Work through the lines of the material below, note those with the word "true", and give their number, nothing else.

═══ Records provided

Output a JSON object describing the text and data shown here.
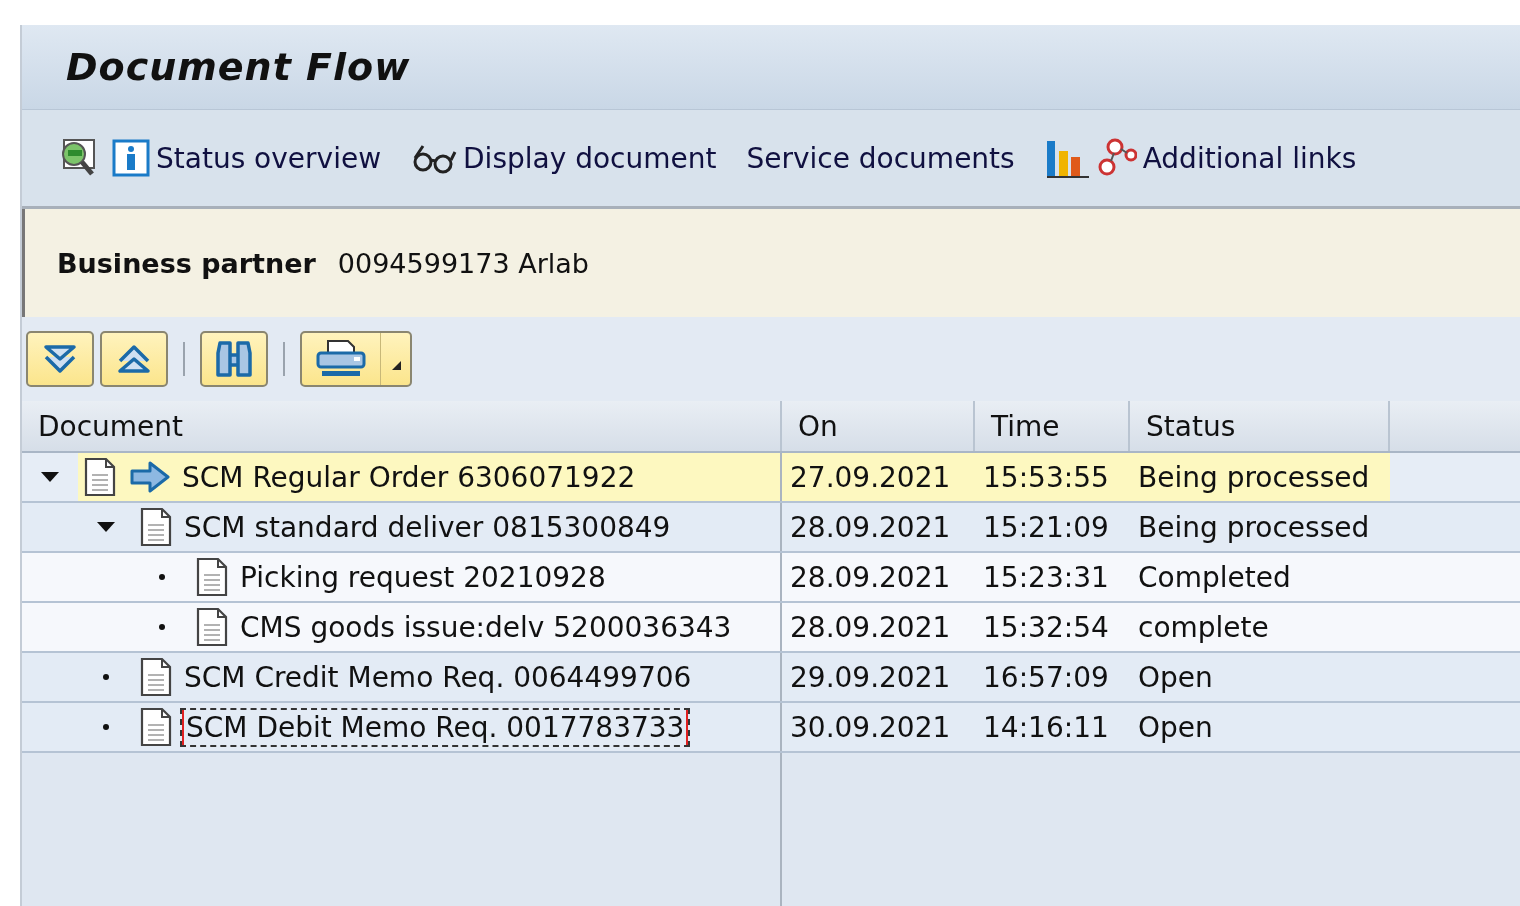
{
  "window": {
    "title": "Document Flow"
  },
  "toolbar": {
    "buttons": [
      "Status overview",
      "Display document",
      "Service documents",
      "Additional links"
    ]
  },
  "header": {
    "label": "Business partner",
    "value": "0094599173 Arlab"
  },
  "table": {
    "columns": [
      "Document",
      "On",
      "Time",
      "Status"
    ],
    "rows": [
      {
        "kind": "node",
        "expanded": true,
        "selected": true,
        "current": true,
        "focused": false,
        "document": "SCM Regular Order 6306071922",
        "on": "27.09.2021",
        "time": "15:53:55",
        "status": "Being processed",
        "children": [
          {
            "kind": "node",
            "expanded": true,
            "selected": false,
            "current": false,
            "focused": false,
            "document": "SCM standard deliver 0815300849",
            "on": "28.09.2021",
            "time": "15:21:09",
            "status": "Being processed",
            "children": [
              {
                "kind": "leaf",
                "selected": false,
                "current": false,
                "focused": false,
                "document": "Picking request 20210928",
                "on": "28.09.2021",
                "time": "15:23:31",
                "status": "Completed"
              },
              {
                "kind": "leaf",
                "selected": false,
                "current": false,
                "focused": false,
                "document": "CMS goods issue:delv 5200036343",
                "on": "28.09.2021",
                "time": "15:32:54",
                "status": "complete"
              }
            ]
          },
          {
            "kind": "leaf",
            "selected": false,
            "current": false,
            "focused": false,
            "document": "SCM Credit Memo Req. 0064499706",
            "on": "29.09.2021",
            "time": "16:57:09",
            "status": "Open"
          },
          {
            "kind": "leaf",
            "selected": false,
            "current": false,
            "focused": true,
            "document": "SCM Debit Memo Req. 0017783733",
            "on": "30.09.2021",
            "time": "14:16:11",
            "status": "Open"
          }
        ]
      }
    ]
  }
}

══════

● **Solution to this problem**: 5